In 2005, the Joint Commission established a new reviewable Sentinel Event tied to radiation exposure. Proper identification and investigation of Sentinel Events are critical issues for maintaining Joint Commission accreditation of a hospital, mandating that the physicist correctly approach this problem. The newly defined sentinel event treats both radiotherapy and fluoroscopy, but we consider only the issues arising from the specific inclusion of prolonged fluoroscopy procedures that result in high (> 1500 rads) cumulative skin doses. The specific details of what constitutes the fluoroscopic Sentinel Event, mechanisms for detecting potential events, how to investigate an event, and what happens in the course of reviewing a Sentinel Event are addressed. The air kerma monitors required by the FDA on fluoroscopic equipment manufactured since 2006 are very useful tools for dose determination in these cases, but they do not provide a direct or complete answer. Case studies are reviewed that illustrate how to estimate doses both with and without cumulative air kerma readings. Learning Objectives: 1. Review the definitions of the new Joint Commission Sentinel Event for fluoroscopic radiation exposure. 2. Identify monitoring policies and procedures to detect potential fluoroscopic Sentinel Events. 3. Discuss practical aspects and pitfalls of using air kerma monitors and technique values to calculate maximum skin doses.
|Original language||English (US)|

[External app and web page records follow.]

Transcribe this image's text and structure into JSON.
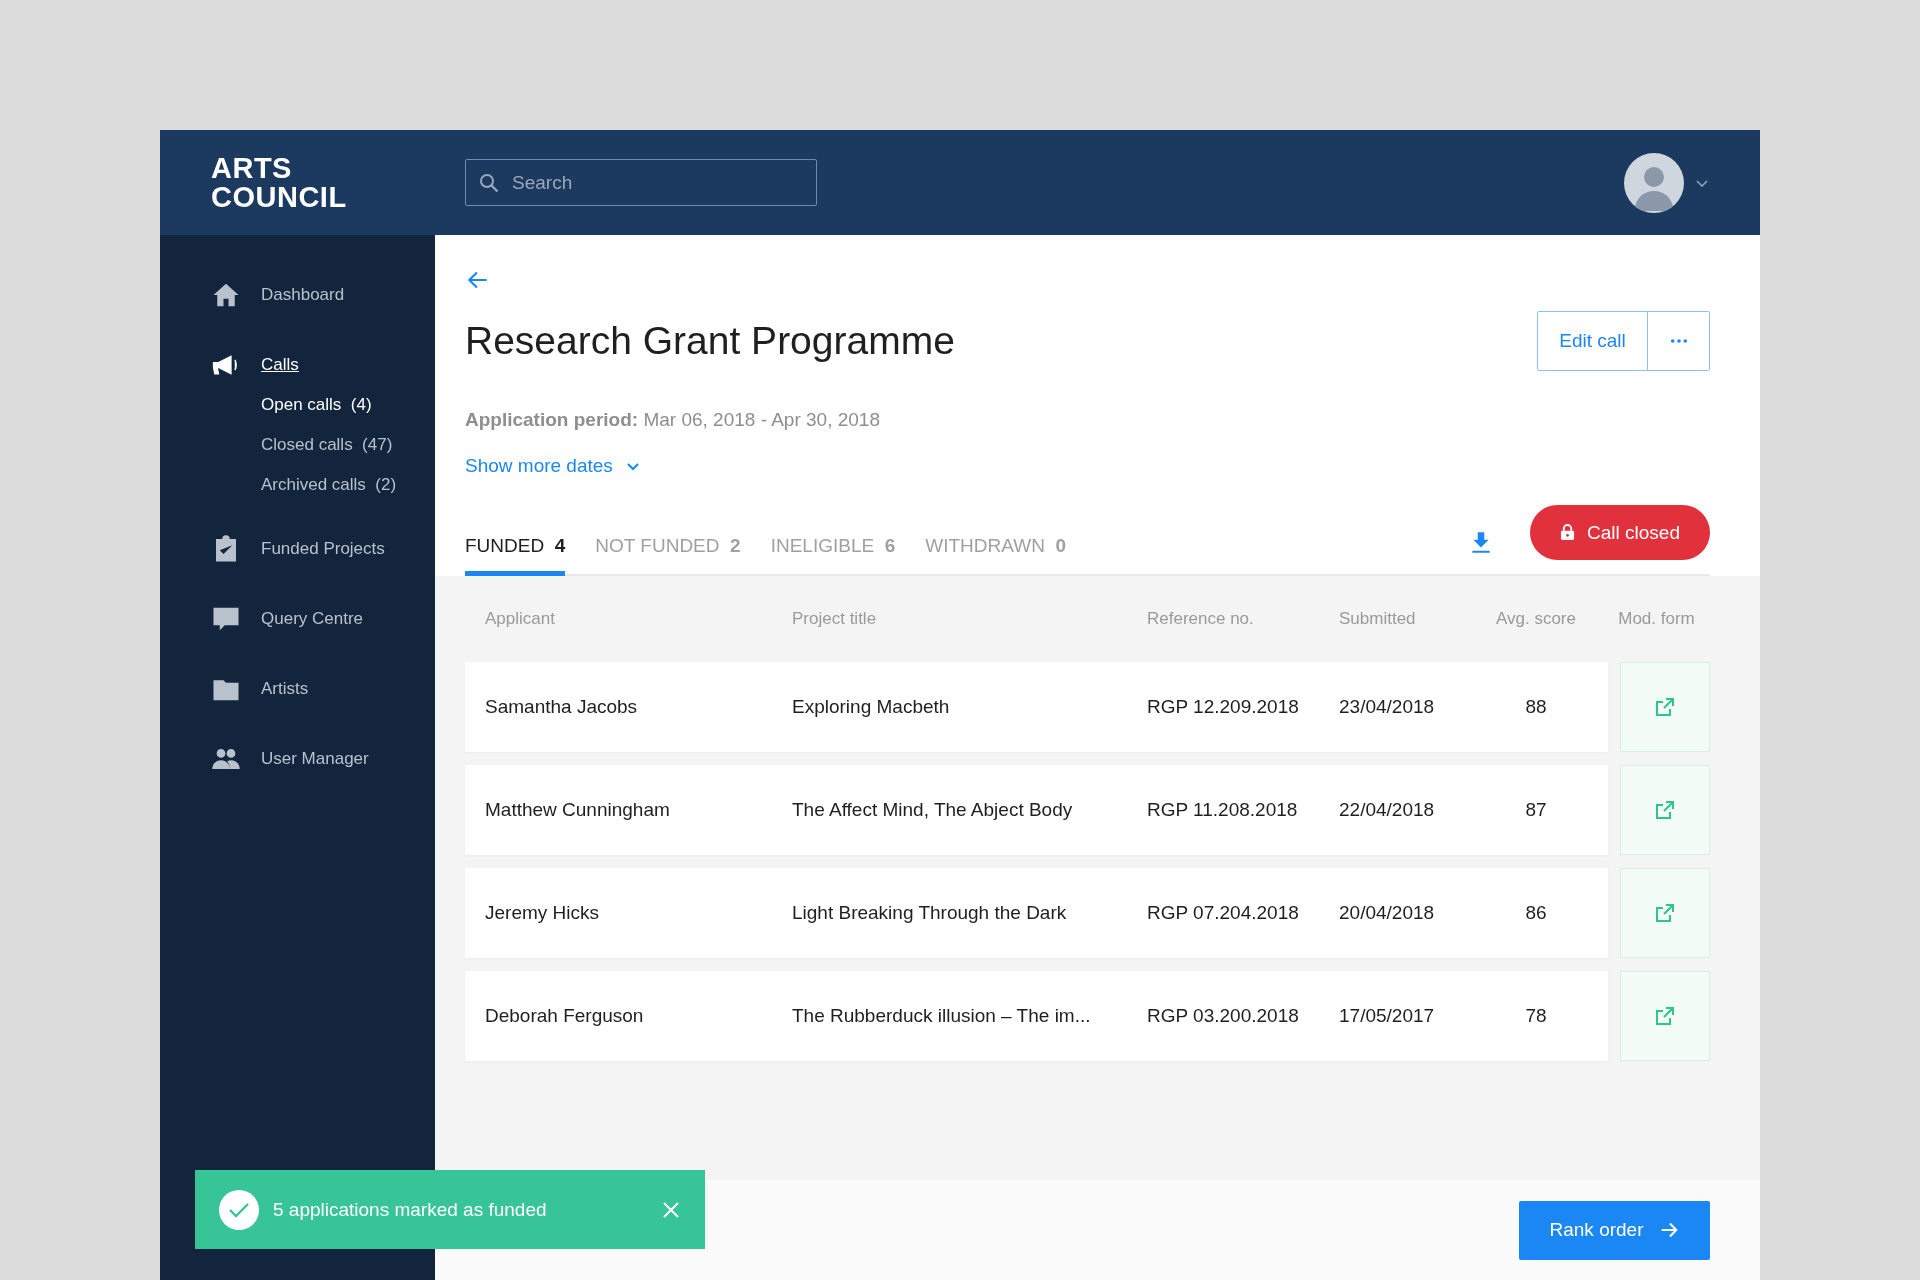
{
  "header": {
    "logo": [
      "ARTS",
      "COUNCIL"
    ],
    "search": {
      "placeholder": "Search"
    }
  },
  "sidebar": {
    "items": [
      {
        "label": "Dashboard",
        "selected": false
      },
      {
        "label": "Calls",
        "selected": true,
        "children": [
          {
            "label": "Open calls",
            "count": "(4)",
            "selected": true
          },
          {
            "label": "Closed calls",
            "count": "(47)",
            "selected": false
          },
          {
            "label": "Archived calls",
            "count": "(2)",
            "selected": false
          }
        ]
      },
      {
        "label": "Funded Projects",
        "selected": false
      },
      {
        "label": "Query Centre",
        "selected": false
      },
      {
        "label": "Artists",
        "selected": false
      },
      {
        "label": "User Manager",
        "selected": false
      }
    ]
  },
  "page": {
    "title": "Research Grant Programme",
    "period": "**Application period:** Mar 06, 2018 - Apr 30, 2018",
    "show_more": "Show more dates",
    "edit_button": "Edit call",
    "status": "Call closed"
  },
  "tabs": [
    {
      "label": "FUNDED",
      "count": "4",
      "selected": true
    },
    {
      "label": "NOT FUNDED",
      "count": "2",
      "selected": false
    },
    {
      "label": "INELIGIBLE",
      "count": "6",
      "selected": false
    },
    {
      "label": "WITHDRAWN",
      "count": "0",
      "selected": false
    }
  ],
  "table": {
    "columns": [
      "Applicant",
      "Project title",
      "Reference no.",
      "Submitted",
      "Avg. score",
      "Mod. form"
    ],
    "rows": [
      [
        "Samantha Jacobs",
        "Exploring Macbeth",
        "RGP 12.209.2018",
        "23/04/2018",
        "88"
      ],
      [
        "Matthew Cunningham",
        "The Affect Mind, The Abject Body",
        "RGP 11.208.2018",
        "22/04/2018",
        "87"
      ],
      [
        "Jeremy Hicks",
        "Light Breaking Through the Dark",
        "RGP 07.204.2018",
        "20/04/2018",
        "86"
      ],
      [
        "Deborah Ferguson",
        "The Rubberduck illusion – The im...",
        "RGP 03.200.2018",
        "17/05/2017",
        "78"
      ]
    ]
  },
  "toast": {
    "text": "5 applications marked as funded"
  },
  "footer": {
    "button": "Rank order"
  }
}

|Number of pages||1|
|State||Published - Jun 2010|
ASJC Scopus subject areas
- Radiology Nuclear Medicine and imaging